Excerpts from an interface dataset
== == ==

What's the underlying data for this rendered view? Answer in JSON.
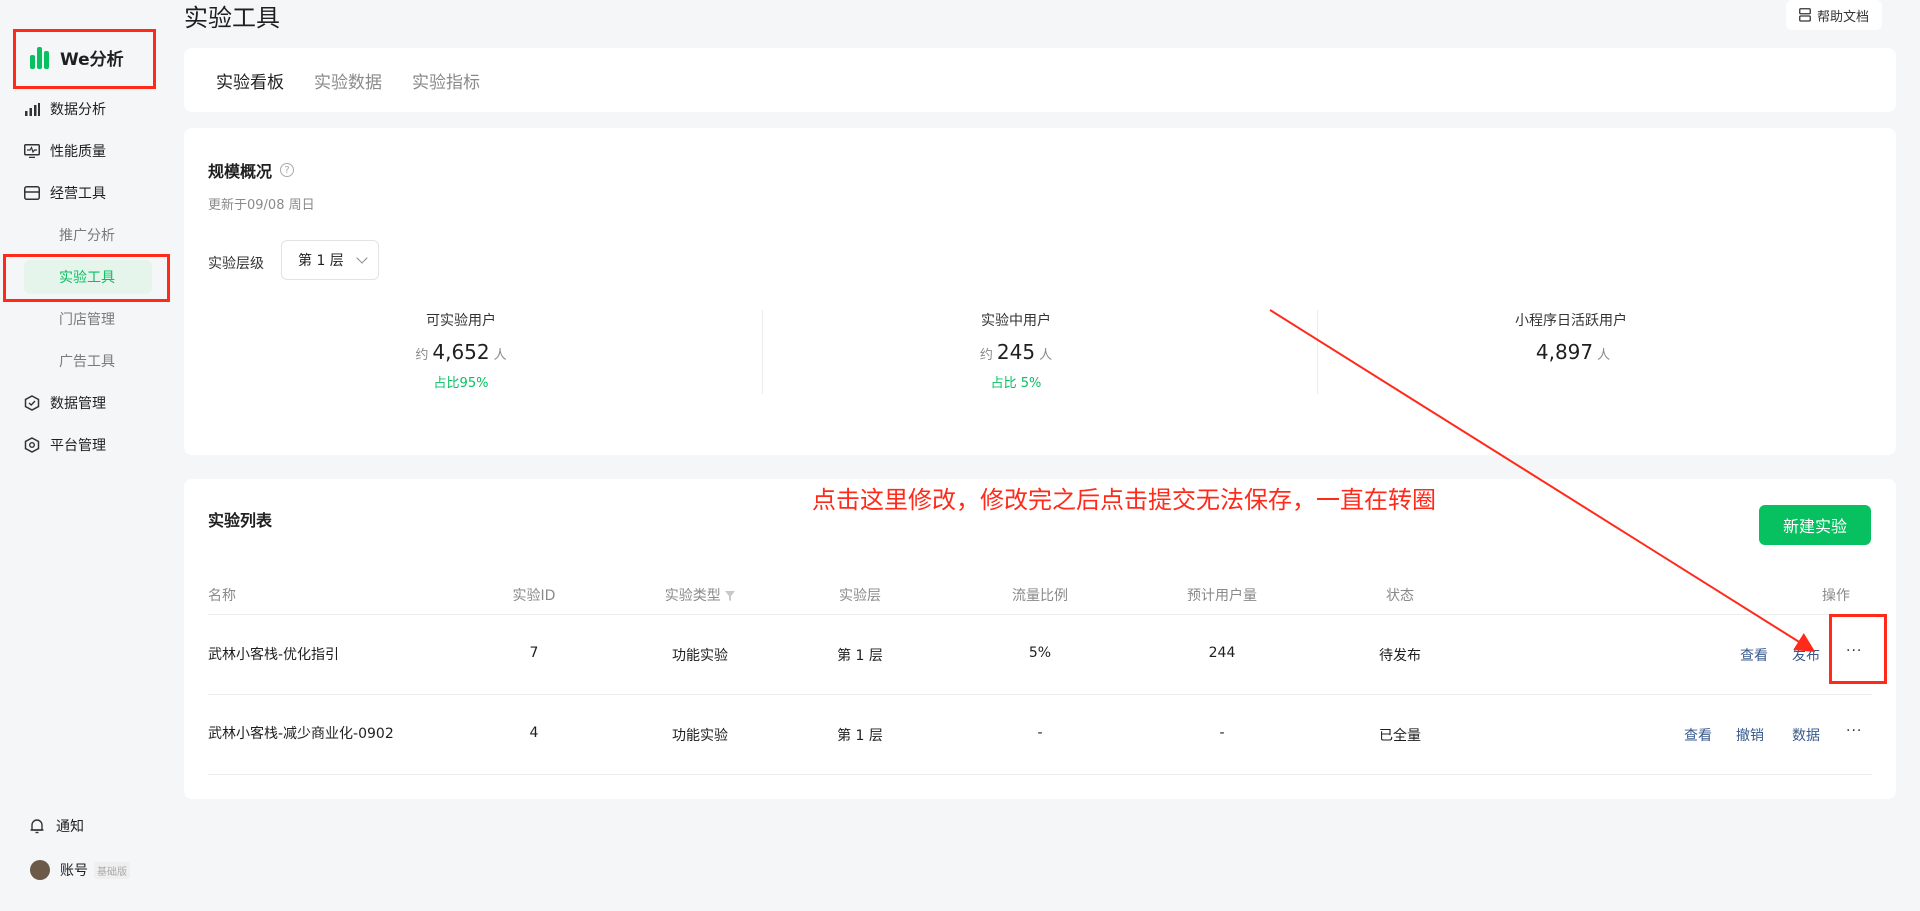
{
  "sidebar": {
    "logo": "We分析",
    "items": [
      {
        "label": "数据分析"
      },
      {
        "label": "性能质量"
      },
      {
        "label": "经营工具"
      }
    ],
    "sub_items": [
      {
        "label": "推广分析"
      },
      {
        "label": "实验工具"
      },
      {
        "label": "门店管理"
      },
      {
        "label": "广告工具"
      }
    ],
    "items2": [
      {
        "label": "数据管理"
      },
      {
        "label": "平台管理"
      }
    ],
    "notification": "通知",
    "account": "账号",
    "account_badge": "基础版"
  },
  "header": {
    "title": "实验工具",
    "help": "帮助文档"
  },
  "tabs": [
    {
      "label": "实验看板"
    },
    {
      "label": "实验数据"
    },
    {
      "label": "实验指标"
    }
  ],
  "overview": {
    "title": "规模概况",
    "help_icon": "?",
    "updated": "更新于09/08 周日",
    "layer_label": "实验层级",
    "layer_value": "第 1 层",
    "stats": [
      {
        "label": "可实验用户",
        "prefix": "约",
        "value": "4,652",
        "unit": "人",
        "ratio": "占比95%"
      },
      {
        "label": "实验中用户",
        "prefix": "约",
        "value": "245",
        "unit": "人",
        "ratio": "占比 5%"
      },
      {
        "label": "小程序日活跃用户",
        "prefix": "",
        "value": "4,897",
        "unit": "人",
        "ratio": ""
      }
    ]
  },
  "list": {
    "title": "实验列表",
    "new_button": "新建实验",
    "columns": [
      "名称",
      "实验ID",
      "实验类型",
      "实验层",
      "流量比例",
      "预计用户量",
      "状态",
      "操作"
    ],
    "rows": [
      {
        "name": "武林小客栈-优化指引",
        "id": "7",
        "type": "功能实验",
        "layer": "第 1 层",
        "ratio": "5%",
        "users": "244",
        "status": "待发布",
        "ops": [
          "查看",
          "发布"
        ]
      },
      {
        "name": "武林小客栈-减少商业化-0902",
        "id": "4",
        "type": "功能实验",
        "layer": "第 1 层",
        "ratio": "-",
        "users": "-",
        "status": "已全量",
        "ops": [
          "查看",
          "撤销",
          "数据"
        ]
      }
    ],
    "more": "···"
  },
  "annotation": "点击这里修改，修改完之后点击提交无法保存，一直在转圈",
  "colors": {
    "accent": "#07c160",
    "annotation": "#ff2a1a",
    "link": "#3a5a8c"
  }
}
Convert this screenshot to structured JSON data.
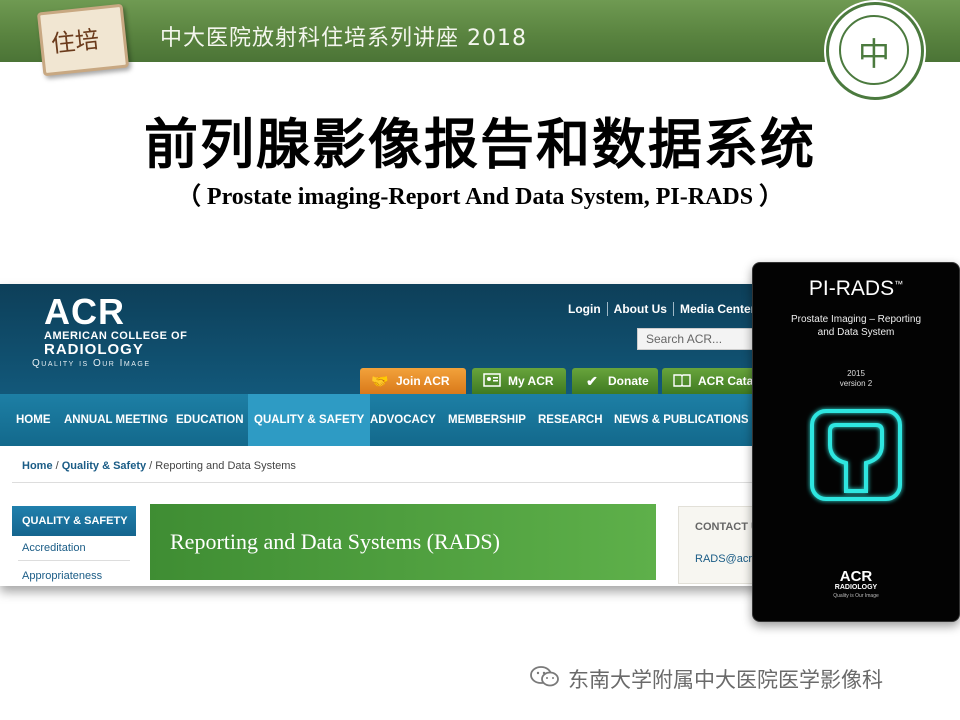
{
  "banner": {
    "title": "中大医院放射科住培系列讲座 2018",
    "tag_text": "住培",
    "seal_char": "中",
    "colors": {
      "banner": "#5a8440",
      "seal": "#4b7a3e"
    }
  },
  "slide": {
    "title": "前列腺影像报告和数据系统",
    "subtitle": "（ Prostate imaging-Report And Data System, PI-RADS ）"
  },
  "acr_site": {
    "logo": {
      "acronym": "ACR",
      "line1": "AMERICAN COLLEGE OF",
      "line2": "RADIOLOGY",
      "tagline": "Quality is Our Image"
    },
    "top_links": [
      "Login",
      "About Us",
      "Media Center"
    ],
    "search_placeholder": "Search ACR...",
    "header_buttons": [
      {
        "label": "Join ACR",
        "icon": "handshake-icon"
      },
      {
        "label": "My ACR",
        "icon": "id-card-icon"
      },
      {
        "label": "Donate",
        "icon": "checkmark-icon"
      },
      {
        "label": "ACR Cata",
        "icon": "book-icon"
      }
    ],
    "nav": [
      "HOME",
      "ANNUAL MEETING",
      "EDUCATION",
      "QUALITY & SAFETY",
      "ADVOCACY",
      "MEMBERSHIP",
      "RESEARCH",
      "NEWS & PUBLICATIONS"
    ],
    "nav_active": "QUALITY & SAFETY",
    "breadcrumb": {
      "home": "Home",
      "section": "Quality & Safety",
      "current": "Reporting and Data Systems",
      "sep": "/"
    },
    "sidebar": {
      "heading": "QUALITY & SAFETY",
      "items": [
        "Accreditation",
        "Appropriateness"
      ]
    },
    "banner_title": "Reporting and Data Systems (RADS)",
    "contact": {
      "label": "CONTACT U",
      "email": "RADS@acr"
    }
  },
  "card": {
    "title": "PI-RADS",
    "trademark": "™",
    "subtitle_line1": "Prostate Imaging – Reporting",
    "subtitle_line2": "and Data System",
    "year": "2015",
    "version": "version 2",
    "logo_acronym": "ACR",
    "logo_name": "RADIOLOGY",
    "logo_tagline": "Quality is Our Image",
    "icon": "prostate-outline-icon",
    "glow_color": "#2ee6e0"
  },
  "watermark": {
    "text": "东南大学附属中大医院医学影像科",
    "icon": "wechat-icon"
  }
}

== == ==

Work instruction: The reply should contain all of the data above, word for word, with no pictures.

Answer for this exercise:
What's the underlying data for this rendered view? Answer in JSON.
{
  "sidebar": {
    "logo": "We分析",
    "items": [
      {
        "label": "数据分析"
      },
      {
        "label": "性能质量"
      },
      {
        "label": "经营工具"
      }
    ],
    "sub_items": [
      {
        "label": "推广分析"
      },
      {
        "label": "实验工具"
      },
      {
        "label": "门店管理"
      },
      {
        "label": "广告工具"
      }
    ],
    "items2": [
      {
        "label": "数据管理"
      },
      {
        "label": "平台管理"
      }
    ],
    "notification": "通知",
    "account": "账号",
    "account_badge": "基础版"
  },
  "header": {
    "title": "实验工具",
    "help": "帮助文档"
  },
  "tabs": [
    {
      "label": "实验看板"
    },
    {
      "label": "实验数据"
    },
    {
      "label": "实验指标"
    }
  ],
  "overview": {
    "title": "规模概况",
    "help_icon": "?",
    "updated": "更新于09/08 周日",
    "layer_label": "实验层级",
    "layer_value": "第 1 层",
    "stats": [
      {
        "label": "可实验用户",
        "prefix": "约",
        "value": "4,652",
        "unit": "人",
        "ratio": "占比95%"
      },
      {
        "label": "实验中用户",
        "prefix": "约",
        "value": "245",
        "unit": "人",
        "ratio": "占比 5%"
      },
      {
        "label": "小程序日活跃用户",
        "prefix": "",
        "value": "4,897",
        "unit": "人",
        "ratio": ""
      }
    ]
  },
  "list": {
    "title": "实验列表",
    "new_button": "新建实验",
    "columns": [
      "名称",
      "实验ID",
      "实验类型",
      "实验层",
      "流量比例",
      "预计用户量",
      "状态",
      "操作"
    ],
    "rows": [
      {
        "name": "武林小客栈-优化指引",
        "id": "7",
        "type": "功能实验",
        "layer": "第 1 层",
        "ratio": "5%",
        "users": "244",
        "status": "待发布",
        "ops": [
          "查看",
          "发布"
        ]
      },
      {
        "name": "武林小客栈-减少商业化-0902",
        "id": "4",
        "type": "功能实验",
        "layer": "第 1 层",
        "ratio": "-",
        "users": "-",
        "status": "已全量",
        "ops": [
          "查看",
          "撤销",
          "数据"
        ]
      }
    ],
    "more": "···"
  },
  "annotation": "点击这里修改，修改完之后点击提交无法保存，一直在转圈",
  "colors": {
    "accent": "#07c160",
    "annotation": "#ff2a1a",
    "link": "#3a5a8c"
  }
}
Convert this screenshot to structured JSON data.
{
  "banner": {
    "title": "中大医院放射科住培系列讲座 2018",
    "tag_text": "住培",
    "seal_char": "中",
    "colors": {
      "banner": "#5a8440",
      "seal": "#4b7a3e"
    }
  },
  "slide": {
    "title": "前列腺影像报告和数据系统",
    "subtitle": "（ Prostate imaging-Report And Data System, PI-RADS ）"
  },
  "acr_site": {
    "logo": {
      "acronym": "ACR",
      "line1": "AMERICAN COLLEGE OF",
      "line2": "RADIOLOGY",
      "tagline": "Quality is Our Image"
    },
    "top_links": [
      "Login",
      "About Us",
      "Media Center"
    ],
    "search_placeholder": "Search ACR...",
    "header_buttons": [
      {
        "label": "Join ACR",
        "icon": "handshake-icon"
      },
      {
        "label": "My ACR",
        "icon": "id-card-icon"
      },
      {
        "label": "Donate",
        "icon": "checkmark-icon"
      },
      {
        "label": "ACR Cata",
        "icon": "book-icon"
      }
    ],
    "nav": [
      "HOME",
      "ANNUAL MEETING",
      "EDUCATION",
      "QUALITY & SAFETY",
      "ADVOCACY",
      "MEMBERSHIP",
      "RESEARCH",
      "NEWS & PUBLICATIONS"
    ],
    "nav_active": "QUALITY & SAFETY",
    "breadcrumb": {
      "home": "Home",
      "section": "Quality & Safety",
      "current": "Reporting and Data Systems",
      "sep": "/"
    },
    "sidebar": {
      "heading": "QUALITY & SAFETY",
      "items": [
        "Accreditation",
        "Appropriateness"
      ]
    },
    "banner_title": "Reporting and Data Systems (RADS)",
    "contact": {
      "label": "CONTACT U",
      "email": "RADS@acr"
    }
  },
  "card": {
    "title": "PI-RADS",
    "trademark": "™",
    "subtitle_line1": "Prostate Imaging – Reporting",
    "subtitle_line2": "and Data System",
    "year": "2015",
    "version": "version 2",
    "logo_acronym": "ACR",
    "logo_name": "RADIOLOGY",
    "logo_tagline": "Quality is Our Image",
    "icon": "prostate-outline-icon",
    "glow_color": "#2ee6e0"
  },
  "watermark": {
    "text": "东南大学附属中大医院医学影像科",
    "icon": "wechat-icon"
  }
}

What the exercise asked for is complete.